She also took advantage of the endless happy hour deal with a $5 margarita, which she seemed to enjoy (and which was strong enough to get her a bit tipsy).
I ordered a la carte and for my entree opted for the half order of the lobster dish described in the original post ($18). The waitress said that it was a smallish lobster they served, so I was afraid the half order was going to be a tiny portion, but it turned out to be just the right amount of food -- a respectably sized entree portion by any standard, I thought, with a meaty half tail and a big claw that you had to work at a bit. (It crossed my mind to ask for one of those bibs, but in the end I managed to polish it all off with only minor soiling of my shirt.) The spicing on the lobster was wonderful, and the carrot-parsnip puree was delicious. I'd put this up there as one of the top five lobster preparations I've had, and I lived in New England for six years.
For dessert, I ordered the highly vaunted chocolate souffle ($9), which didn't disappoint. Maybe not the most intensely chocolaty dessert ever, but as airy and delicate as you'd want any souffle to be, and I appreciated that it wasn't overly sweet. Served with three generous scoops of house-made vanilla ice cream. Definitely big enough a dessert to share, but I had to do the brunt of the work since my wife already had her panna cotta to deal with. Note that the souffle takes 20 minutes for them to prepare -- I just ordered it at the beginning of the meal so that they could time it to come out with the other dessert.

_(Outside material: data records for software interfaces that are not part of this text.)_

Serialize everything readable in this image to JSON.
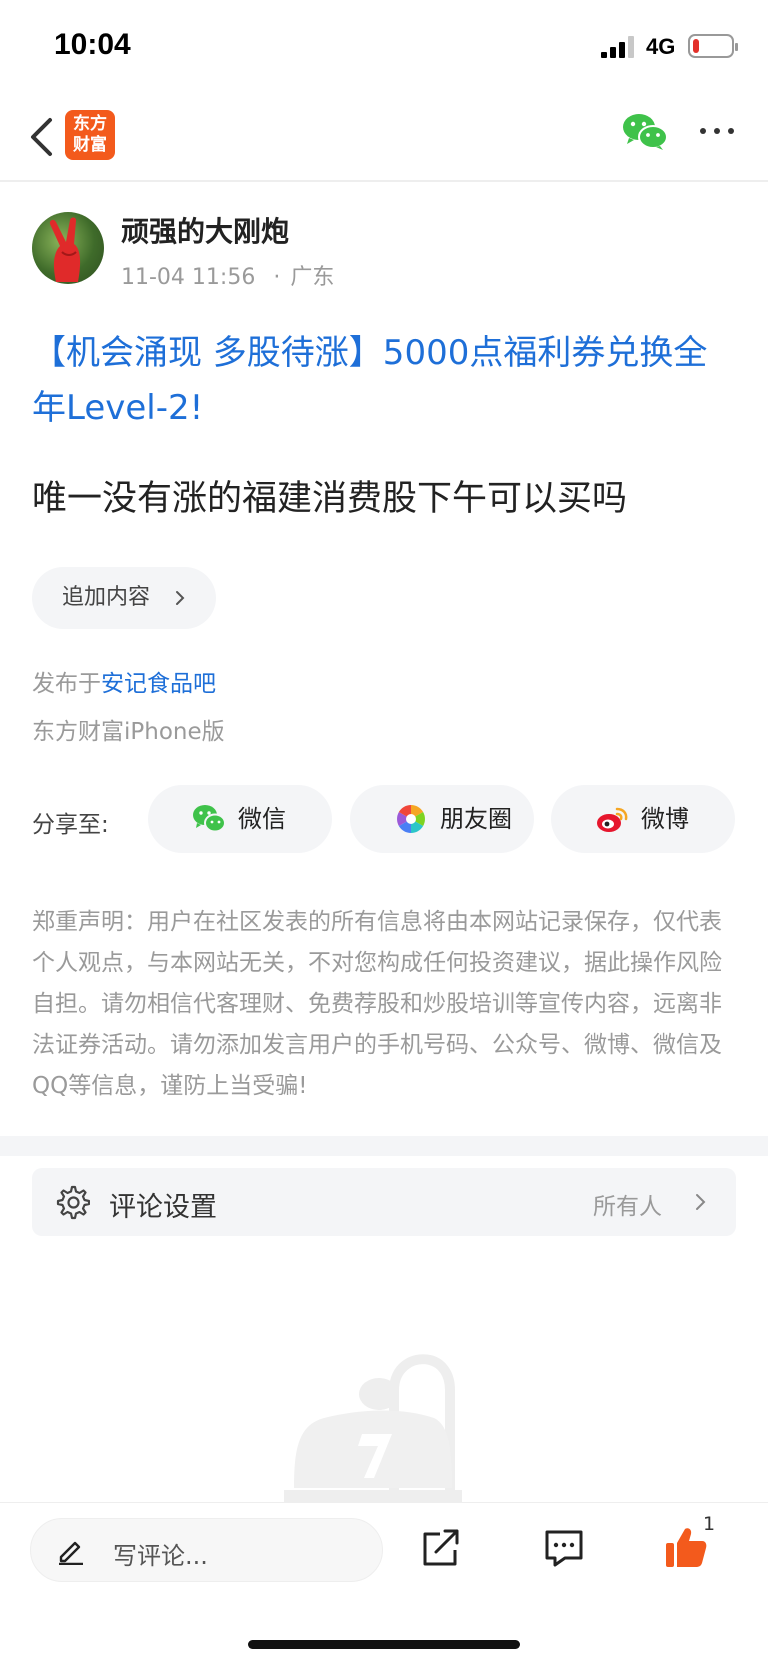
{
  "status_bar": {
    "time": "10:04",
    "network": "4G",
    "battery_level": 0.18,
    "battery_color": "#e3302a"
  },
  "nav": {
    "back_icon": "chevron-left-icon",
    "logo_line1": "东方",
    "logo_line2": "财富",
    "logo_color": "#f35a1c",
    "share_icon": "wechat-icon",
    "more_icon": "more-horizontal-icon"
  },
  "post": {
    "author": "顽强的大刚炮",
    "date": "11-04 11:56",
    "location": "广东",
    "title": "【机会涌现 多股待涨】5000点福利券兑换全年Level-2!",
    "body": "唯一没有涨的福建消费股下午可以买吗",
    "append_label": "追加内容",
    "posted_in_prefix": "发布于",
    "posted_in_link": "安记食品吧",
    "client": "东方财富iPhone版"
  },
  "share": {
    "label": "分享至:",
    "targets": [
      {
        "label": "微信",
        "icon": "wechat-icon"
      },
      {
        "label": "朋友圈",
        "icon": "moments-icon"
      },
      {
        "label": "微博",
        "icon": "weibo-icon"
      }
    ]
  },
  "disclaimer": "郑重声明：用户在社区发表的所有信息将由本网站记录保存，仅代表个人观点，与本网站无关，不对您构成任何投资建议，据此操作风险自担。请勿相信代客理财、免费荐股和炒股培训等宣传内容，远离非法证券活动。请勿添加发言用户的手机号码、公众号、微博、微信及QQ等信息，谨防上当受骗!",
  "comment_settings": {
    "label": "评论设置",
    "value": "所有人",
    "icon": "gear-icon"
  },
  "bottom_bar": {
    "comment_placeholder": "写评论...",
    "like_count": "1",
    "like_color": "#f35a1c",
    "icons": [
      "pen-icon",
      "share-out-icon",
      "comments-icon",
      "thumbs-up-icon"
    ]
  },
  "colors": {
    "link_blue": "#1e6fd8",
    "muted_gray": "#9a9a9a",
    "wechat_green": "#3fc24a",
    "weibo_red": "#e6162d"
  }
}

All that food (plus a cup of coffee with dessert) and, since we got the 10% cash discount, we got out for $80 total, including tax and tip. For this quality of service and food (especially for seafood), I don't know if there's another restaurant in the East Bay where you'd be able to make out much better than that!